WHAT TO DO
Extract, from the records beneath this instruction, each line that contains the word "level".

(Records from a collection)
/---

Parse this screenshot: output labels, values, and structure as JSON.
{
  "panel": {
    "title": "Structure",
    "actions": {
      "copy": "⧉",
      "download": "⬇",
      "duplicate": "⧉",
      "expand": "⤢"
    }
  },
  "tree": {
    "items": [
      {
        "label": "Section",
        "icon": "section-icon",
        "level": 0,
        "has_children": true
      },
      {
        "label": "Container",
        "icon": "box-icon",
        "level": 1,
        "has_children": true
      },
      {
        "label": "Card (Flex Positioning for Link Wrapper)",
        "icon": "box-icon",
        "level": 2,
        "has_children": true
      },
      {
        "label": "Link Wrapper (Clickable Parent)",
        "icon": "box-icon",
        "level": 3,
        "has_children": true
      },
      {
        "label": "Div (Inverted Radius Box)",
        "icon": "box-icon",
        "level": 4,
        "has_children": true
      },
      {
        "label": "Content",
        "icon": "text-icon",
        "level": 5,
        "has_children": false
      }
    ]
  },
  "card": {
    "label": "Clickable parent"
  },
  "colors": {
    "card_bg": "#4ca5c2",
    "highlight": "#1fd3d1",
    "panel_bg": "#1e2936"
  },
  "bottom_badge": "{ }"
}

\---

TASK RESULT
        "level": 0,
        "level": 1,
        "level": 2,
        "level": 3,
        "level": 4,
        "level": 5,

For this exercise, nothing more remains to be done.